The robotic garden approaches almost 100 percent sustainability, meaning that it requires minimal resources from Earth in the form of a few pounds of replacement nutrient salts per year for every astronaut it would support.

"Our technology feeds back to the developing and the existing greenhouse industry on Earth," Giacomelli said. "As our resources on Earth are becoming more scarce – water, nutrients, energy, and labor – agriculture is increasingly facing the exact same challenges as growing food on the moon or on Mars."

Some regions on Earth face those challenges already.
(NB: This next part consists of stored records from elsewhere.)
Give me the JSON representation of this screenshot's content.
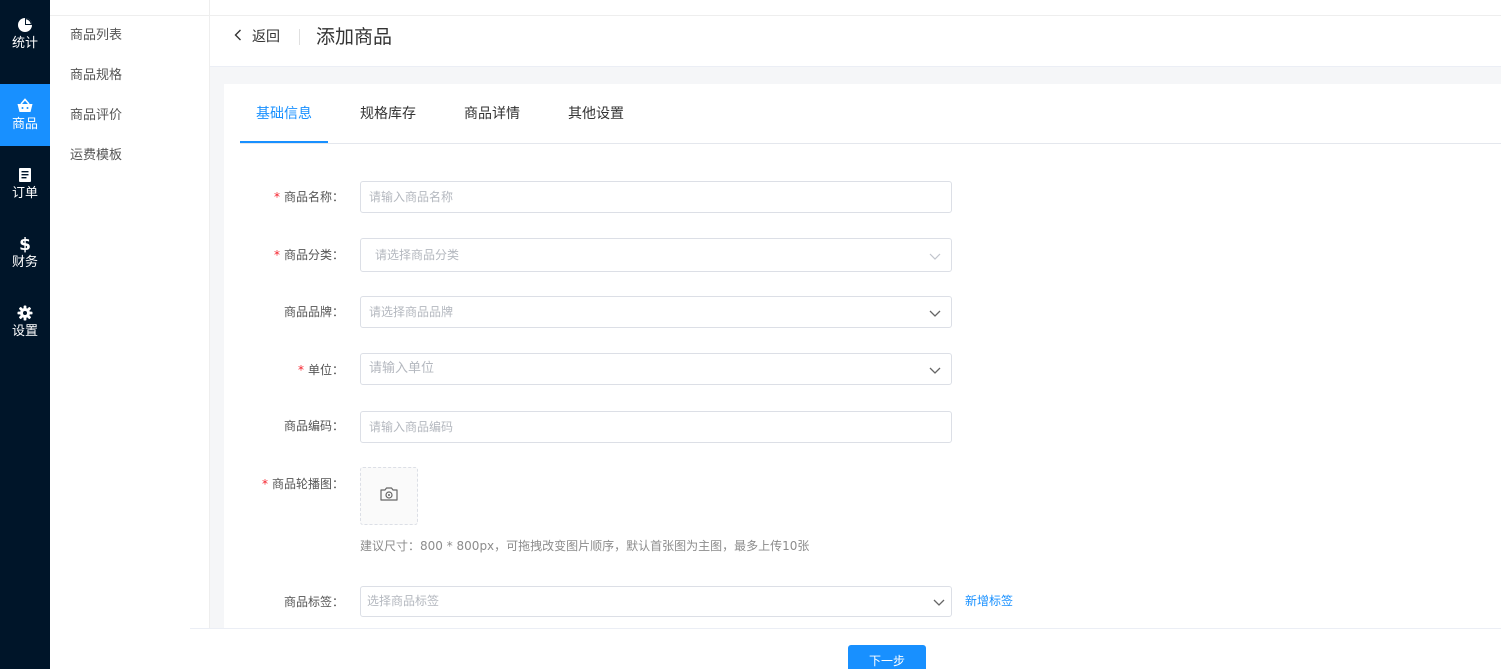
{
  "primary_nav": {
    "items": [
      {
        "label": "统计",
        "icon": "pie-chart-icon"
      },
      {
        "label": "商品",
        "icon": "basket-icon"
      },
      {
        "label": "订单",
        "icon": "document-icon"
      },
      {
        "label": "财务",
        "icon": "dollar-icon"
      },
      {
        "label": "设置",
        "icon": "gear-icon"
      }
    ],
    "active": "商品"
  },
  "secondary_nav": {
    "items": [
      "商品列表",
      "商品规格",
      "商品评价",
      "运费模板"
    ]
  },
  "header": {
    "back_label": "返回",
    "title": "添加商品"
  },
  "tabs": [
    {
      "label": "基础信息",
      "active": true
    },
    {
      "label": "规格库存",
      "active": false
    },
    {
      "label": "商品详情",
      "active": false
    },
    {
      "label": "其他设置",
      "active": false
    }
  ],
  "form": {
    "name": {
      "label": "商品名称：",
      "required": true,
      "placeholder": "请输入商品名称",
      "value": ""
    },
    "category": {
      "label": "商品分类：",
      "required": true,
      "placeholder": "请选择商品分类"
    },
    "brand": {
      "label": "商品品牌：",
      "required": false,
      "placeholder": "请选择商品品牌"
    },
    "unit": {
      "label": "单位：",
      "required": true,
      "placeholder": "请输入单位"
    },
    "code": {
      "label": "商品编码：",
      "required": false,
      "placeholder": "请输入商品编码",
      "value": ""
    },
    "carousel": {
      "label": "商品轮播图：",
      "required": true,
      "hint": "建议尺寸：800 * 800px，可拖拽改变图片顺序，默认首张图为主图，最多上传10张"
    },
    "tags": {
      "label": "商品标签：",
      "required": false,
      "placeholder": "选择商品标签",
      "add_link": "新增标签"
    },
    "required_mark": "*"
  },
  "footer": {
    "next_label": "下一步"
  },
  "colors": {
    "nav_bg": "#001529",
    "accent": "#1890ff",
    "required": "#f5222d"
  }
}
Last year, Cuello led a group of UA agriculture experts who were invited by the Qatar National Food Security Programme's Office of the Heir Apparent to work on the design of a 100-hectare Qatar Integrated Demonstration Farm.

Cuello said the use of innovative technologies would be effective only if they could be coupled with strategies that recycle resources.

"In other words, the 'waste' of one component becomes the input resource for another component within the same system, so that resource reuse is maximized and a zero-waste system is approached," Cuello said. "This in essence is the core governing design principle for space life support to make possible the design of future space habitation."

Earlier designs of the lunar greenhouse have already been deployed in other harsh environments like Antarctica, where they currently service the National Science Foundation's Amundsen-Scott South Pole Station with fresh vegetables through the darkness of winter.

“Earthlight” will premiere at various outlets at the end of July in honor of the 45th year anniversary of the Apollo landing.

Extra info

The Loft Cinema will be showing a special pre-release version of the documentary on May 7 at 7:30 p.m. The screening will be followed by a Q-and-A with Gene Giacomelli, director of the UA's Controlled Environment Agriculture Center; Joel Cuello, UA professor of agricultural and biosystems engineering; and Phil Sadler, owner of Sadler Machine Co. and South Pole veteran. Those interested in attending are encouraged to purchase tickets ahead of time by visiting the Loft Cinema website and to RSVP on Facebook. Depending on the interest level, a second showing at 8:30 p.m. might be added.

To learn more about the inner workings of the lunar greenhouse, watch this YouTube video.

Selected scene preview: Gene Giacomelli talks about how plants ensure human survival.


Resources for the media

Cody Sheehy

Daniel Stolte